▶ Work required: Your task is to copy every line of the records below that contains "JSON".

▶ Records for this exercise:
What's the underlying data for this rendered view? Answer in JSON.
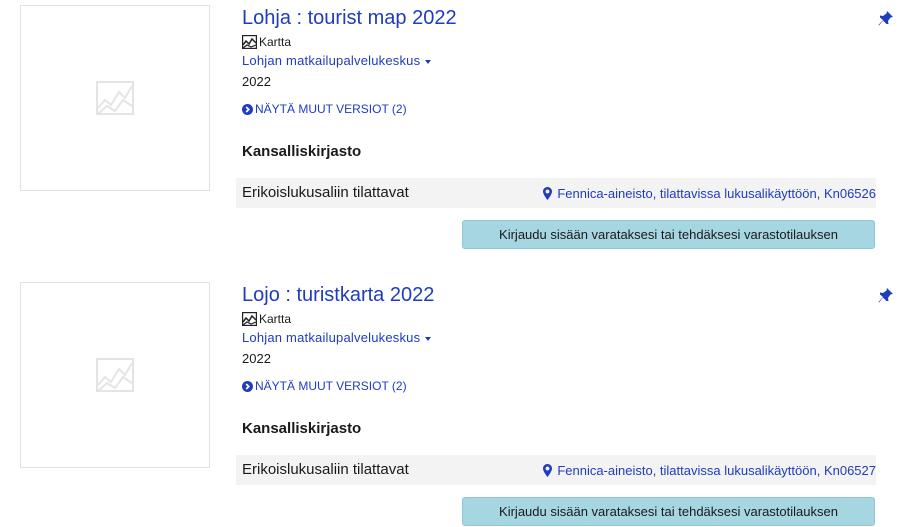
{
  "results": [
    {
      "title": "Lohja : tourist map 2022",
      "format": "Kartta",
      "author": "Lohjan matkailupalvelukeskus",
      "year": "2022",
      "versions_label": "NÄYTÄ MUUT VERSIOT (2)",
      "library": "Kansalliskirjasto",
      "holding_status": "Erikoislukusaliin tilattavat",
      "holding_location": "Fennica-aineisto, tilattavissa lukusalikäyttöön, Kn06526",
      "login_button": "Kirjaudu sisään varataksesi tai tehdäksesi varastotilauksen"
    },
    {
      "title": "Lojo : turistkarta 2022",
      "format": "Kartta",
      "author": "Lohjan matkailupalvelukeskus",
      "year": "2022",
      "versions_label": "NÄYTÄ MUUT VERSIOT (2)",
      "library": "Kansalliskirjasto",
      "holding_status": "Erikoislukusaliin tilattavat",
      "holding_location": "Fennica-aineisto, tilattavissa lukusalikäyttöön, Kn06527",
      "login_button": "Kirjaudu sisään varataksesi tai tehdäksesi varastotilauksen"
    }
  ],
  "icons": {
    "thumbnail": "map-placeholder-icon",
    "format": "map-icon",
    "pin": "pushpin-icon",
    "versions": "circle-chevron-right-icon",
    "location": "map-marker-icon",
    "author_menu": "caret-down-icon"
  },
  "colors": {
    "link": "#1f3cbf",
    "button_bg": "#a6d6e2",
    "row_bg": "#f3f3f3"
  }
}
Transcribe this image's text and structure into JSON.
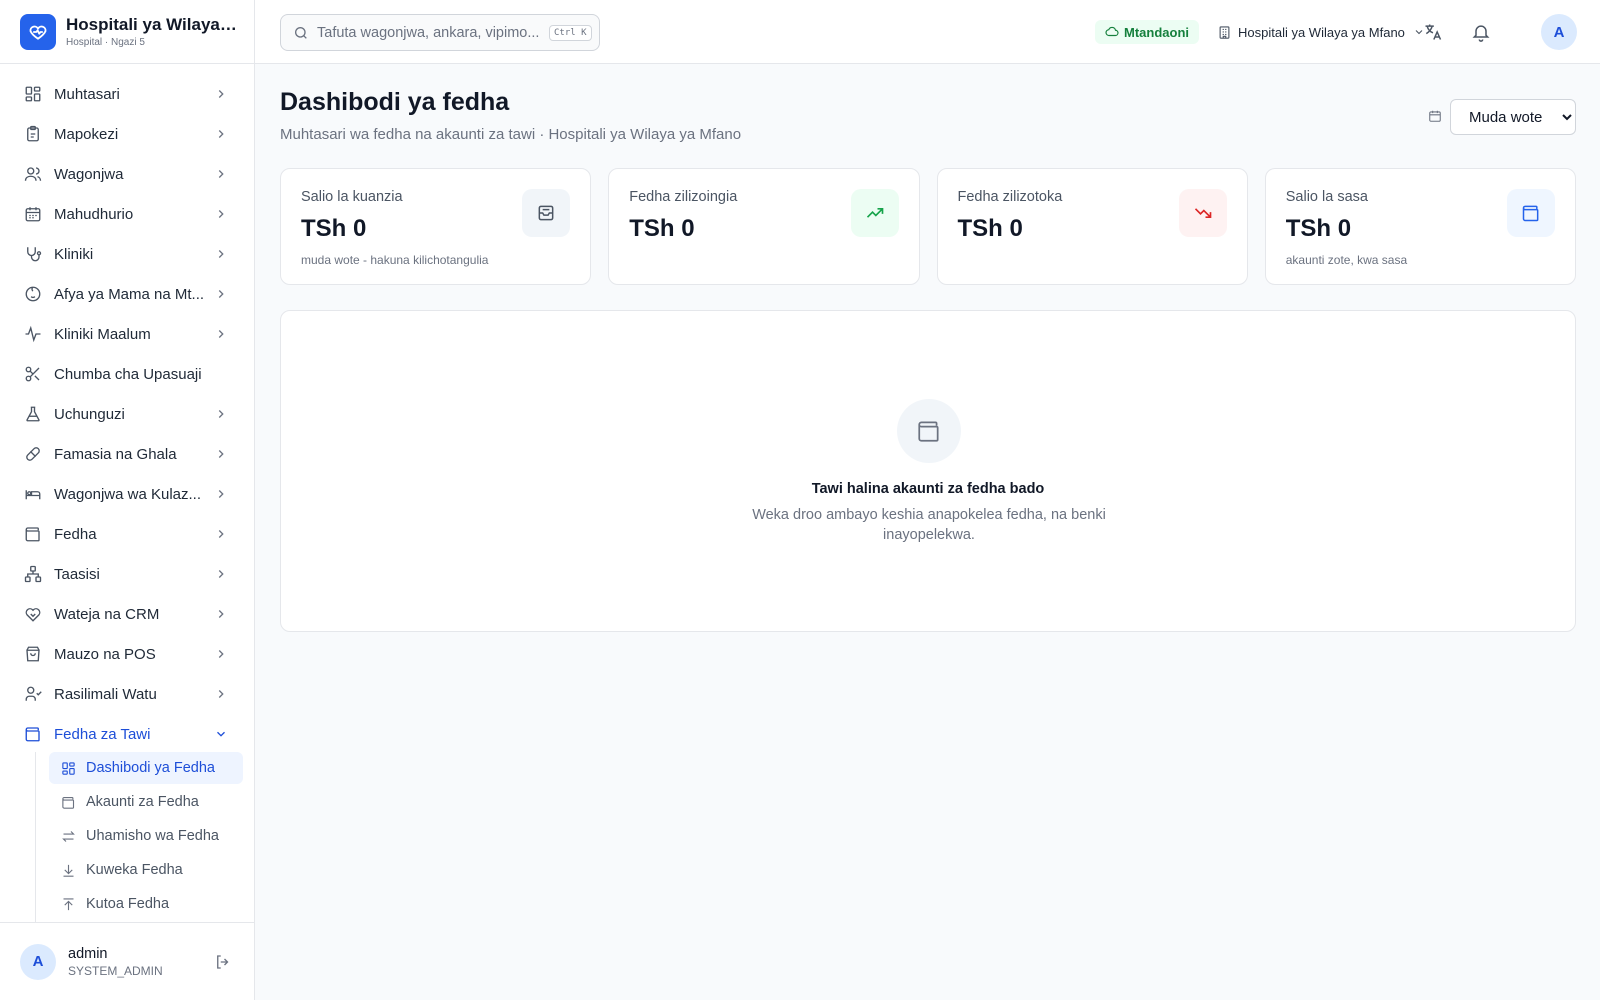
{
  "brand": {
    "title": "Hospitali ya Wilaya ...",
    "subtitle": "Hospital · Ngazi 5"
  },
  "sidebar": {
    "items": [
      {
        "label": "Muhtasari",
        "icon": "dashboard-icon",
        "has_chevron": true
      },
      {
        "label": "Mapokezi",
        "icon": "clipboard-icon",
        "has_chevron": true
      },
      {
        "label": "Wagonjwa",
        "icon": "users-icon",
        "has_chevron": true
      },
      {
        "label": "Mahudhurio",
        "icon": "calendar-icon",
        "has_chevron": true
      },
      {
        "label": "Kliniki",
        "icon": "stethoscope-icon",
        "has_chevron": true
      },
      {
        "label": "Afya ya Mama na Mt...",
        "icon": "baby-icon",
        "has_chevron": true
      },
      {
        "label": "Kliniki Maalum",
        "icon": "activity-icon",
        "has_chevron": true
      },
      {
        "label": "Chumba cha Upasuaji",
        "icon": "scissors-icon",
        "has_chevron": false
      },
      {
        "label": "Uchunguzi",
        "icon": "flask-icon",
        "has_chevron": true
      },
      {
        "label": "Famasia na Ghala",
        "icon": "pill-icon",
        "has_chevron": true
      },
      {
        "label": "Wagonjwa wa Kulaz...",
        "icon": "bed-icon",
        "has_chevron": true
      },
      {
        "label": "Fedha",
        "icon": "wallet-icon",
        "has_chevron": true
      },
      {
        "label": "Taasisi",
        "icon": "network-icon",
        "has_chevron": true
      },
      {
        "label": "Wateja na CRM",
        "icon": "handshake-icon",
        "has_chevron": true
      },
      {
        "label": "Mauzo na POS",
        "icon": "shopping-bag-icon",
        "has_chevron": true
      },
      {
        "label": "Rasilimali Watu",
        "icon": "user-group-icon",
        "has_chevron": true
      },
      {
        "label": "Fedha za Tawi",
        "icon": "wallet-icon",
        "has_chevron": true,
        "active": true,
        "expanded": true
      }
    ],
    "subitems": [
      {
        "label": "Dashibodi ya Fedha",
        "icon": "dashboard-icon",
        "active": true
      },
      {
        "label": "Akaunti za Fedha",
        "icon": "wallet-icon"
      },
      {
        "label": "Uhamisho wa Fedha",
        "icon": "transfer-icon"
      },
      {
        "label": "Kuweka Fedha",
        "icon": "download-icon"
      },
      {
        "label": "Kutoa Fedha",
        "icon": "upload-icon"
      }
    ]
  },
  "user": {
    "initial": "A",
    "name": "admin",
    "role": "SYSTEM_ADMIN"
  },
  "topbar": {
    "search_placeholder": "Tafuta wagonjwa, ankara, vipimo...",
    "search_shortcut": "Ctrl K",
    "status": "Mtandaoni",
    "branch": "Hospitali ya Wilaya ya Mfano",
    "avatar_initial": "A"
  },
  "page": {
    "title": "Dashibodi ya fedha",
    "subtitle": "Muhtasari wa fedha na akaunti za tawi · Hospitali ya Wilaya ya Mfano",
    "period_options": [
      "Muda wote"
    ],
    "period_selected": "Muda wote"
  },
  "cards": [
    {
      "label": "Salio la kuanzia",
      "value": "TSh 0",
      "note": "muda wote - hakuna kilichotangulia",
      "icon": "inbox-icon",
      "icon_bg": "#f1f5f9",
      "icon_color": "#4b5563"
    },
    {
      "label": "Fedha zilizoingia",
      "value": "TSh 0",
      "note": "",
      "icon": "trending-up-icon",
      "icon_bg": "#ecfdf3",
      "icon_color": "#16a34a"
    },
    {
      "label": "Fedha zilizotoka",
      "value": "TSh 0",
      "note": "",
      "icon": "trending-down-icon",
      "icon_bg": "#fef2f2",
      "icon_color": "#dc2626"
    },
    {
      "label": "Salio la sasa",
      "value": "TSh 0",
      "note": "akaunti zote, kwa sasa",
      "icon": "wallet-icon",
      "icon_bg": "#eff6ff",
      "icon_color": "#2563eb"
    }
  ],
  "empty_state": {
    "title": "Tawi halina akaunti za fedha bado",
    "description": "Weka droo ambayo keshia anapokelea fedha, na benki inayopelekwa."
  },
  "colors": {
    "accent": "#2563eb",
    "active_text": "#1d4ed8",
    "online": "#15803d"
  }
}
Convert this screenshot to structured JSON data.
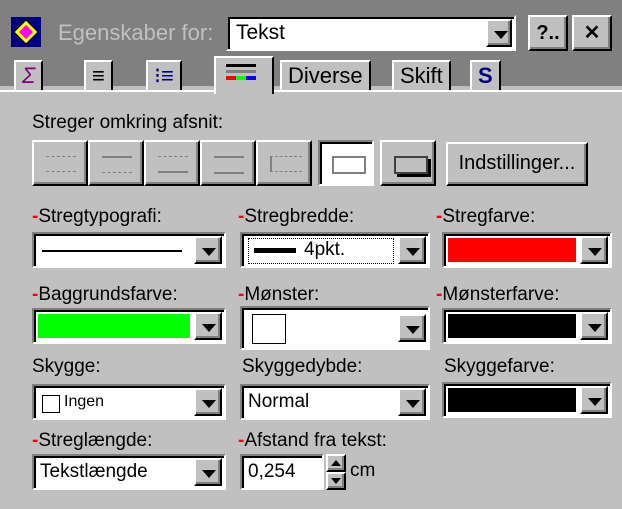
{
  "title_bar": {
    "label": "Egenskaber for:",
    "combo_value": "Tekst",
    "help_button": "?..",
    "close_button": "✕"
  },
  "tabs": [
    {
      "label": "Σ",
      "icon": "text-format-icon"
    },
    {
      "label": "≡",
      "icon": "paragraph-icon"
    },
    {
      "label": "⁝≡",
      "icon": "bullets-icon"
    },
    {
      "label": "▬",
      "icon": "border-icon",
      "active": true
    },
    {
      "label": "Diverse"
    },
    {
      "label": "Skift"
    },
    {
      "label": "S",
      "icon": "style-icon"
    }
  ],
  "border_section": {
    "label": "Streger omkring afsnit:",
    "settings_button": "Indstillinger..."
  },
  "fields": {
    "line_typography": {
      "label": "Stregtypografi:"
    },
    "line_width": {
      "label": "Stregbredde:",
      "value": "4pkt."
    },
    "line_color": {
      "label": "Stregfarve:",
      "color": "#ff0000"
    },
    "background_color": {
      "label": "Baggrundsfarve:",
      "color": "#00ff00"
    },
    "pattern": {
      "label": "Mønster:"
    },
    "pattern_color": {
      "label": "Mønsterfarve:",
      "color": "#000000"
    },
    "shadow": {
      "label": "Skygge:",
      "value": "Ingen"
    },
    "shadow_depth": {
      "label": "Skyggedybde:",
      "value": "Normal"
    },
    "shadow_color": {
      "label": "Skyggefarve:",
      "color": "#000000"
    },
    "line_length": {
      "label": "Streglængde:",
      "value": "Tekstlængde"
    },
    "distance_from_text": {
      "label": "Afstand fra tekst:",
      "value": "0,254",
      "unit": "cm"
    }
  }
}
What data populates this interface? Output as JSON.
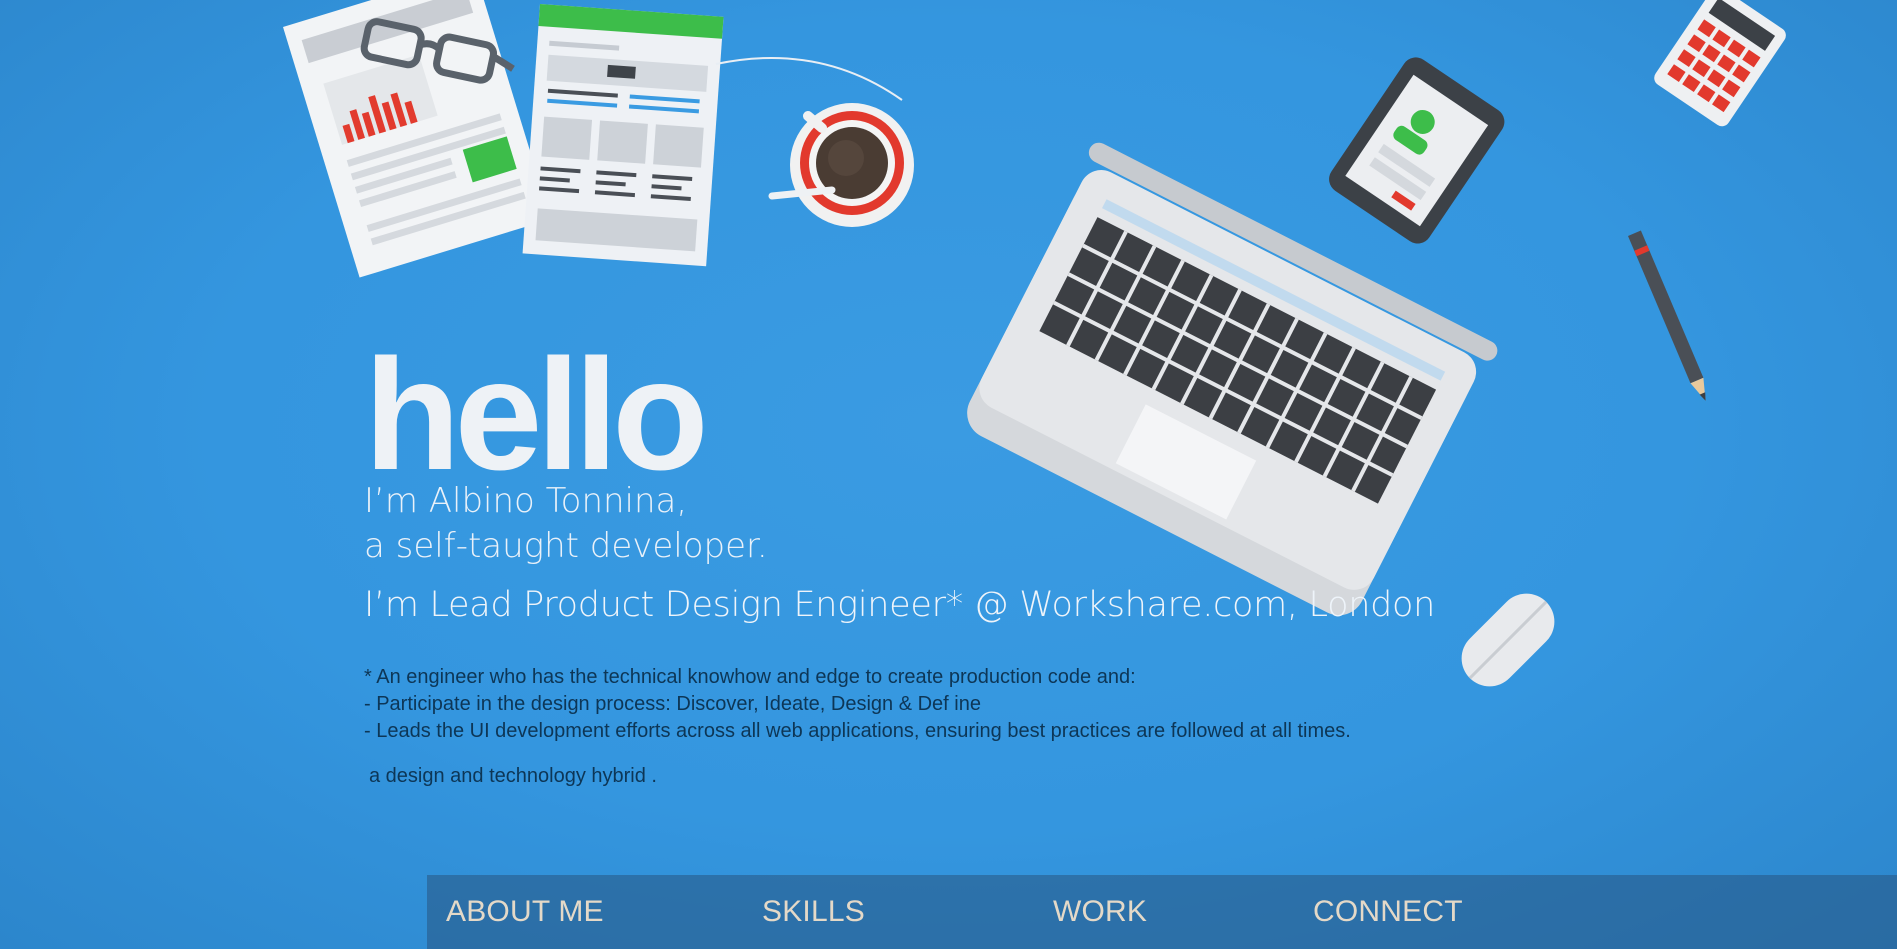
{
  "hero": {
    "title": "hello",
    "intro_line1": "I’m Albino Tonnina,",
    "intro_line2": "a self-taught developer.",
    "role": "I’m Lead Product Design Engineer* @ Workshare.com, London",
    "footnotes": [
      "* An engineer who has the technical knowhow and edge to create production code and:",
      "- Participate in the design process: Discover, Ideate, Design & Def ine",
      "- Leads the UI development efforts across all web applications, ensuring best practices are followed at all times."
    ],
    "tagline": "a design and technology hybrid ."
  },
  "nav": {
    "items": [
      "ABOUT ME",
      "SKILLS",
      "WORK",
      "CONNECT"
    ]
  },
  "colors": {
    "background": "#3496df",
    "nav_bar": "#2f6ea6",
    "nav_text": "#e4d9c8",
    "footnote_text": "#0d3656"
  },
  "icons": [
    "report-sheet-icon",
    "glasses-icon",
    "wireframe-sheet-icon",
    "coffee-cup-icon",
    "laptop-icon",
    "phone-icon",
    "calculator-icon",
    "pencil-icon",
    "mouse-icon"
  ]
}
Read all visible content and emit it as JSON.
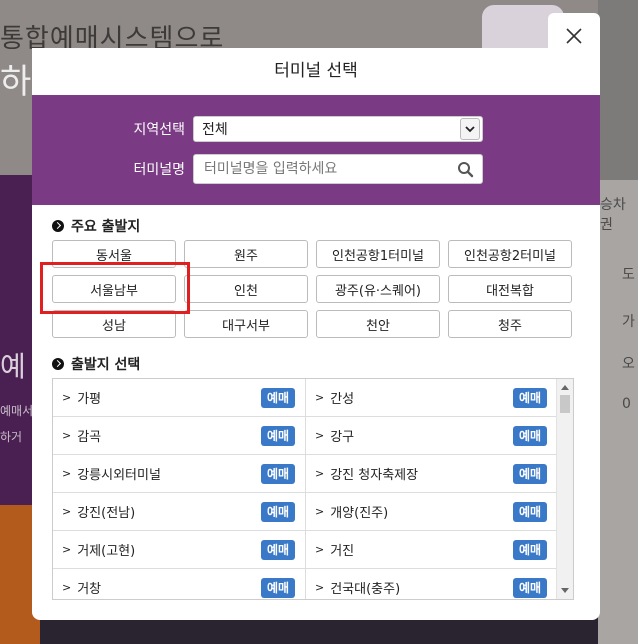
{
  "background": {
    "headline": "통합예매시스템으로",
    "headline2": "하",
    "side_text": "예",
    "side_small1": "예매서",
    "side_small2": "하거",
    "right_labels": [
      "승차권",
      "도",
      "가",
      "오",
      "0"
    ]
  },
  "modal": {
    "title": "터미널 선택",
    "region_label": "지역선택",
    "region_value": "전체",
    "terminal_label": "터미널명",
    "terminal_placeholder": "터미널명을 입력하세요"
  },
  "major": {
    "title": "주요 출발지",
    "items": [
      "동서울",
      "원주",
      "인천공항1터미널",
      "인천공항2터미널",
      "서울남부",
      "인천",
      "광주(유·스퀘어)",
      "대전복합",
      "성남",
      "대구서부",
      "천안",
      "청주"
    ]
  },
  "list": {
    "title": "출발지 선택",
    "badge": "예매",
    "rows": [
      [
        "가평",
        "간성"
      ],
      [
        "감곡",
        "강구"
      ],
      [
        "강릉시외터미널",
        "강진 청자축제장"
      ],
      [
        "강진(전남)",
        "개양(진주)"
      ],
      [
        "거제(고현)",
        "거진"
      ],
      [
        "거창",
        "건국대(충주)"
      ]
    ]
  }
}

▶ Solved problem:
What's the underlying data for this rendered view? Answer in JSON.
Transcribe this image's text and structure into JSON.
Convert this screenshot to structured JSON data.
What data populates this interface? Output as JSON.
Read all visible content and emit it as JSON.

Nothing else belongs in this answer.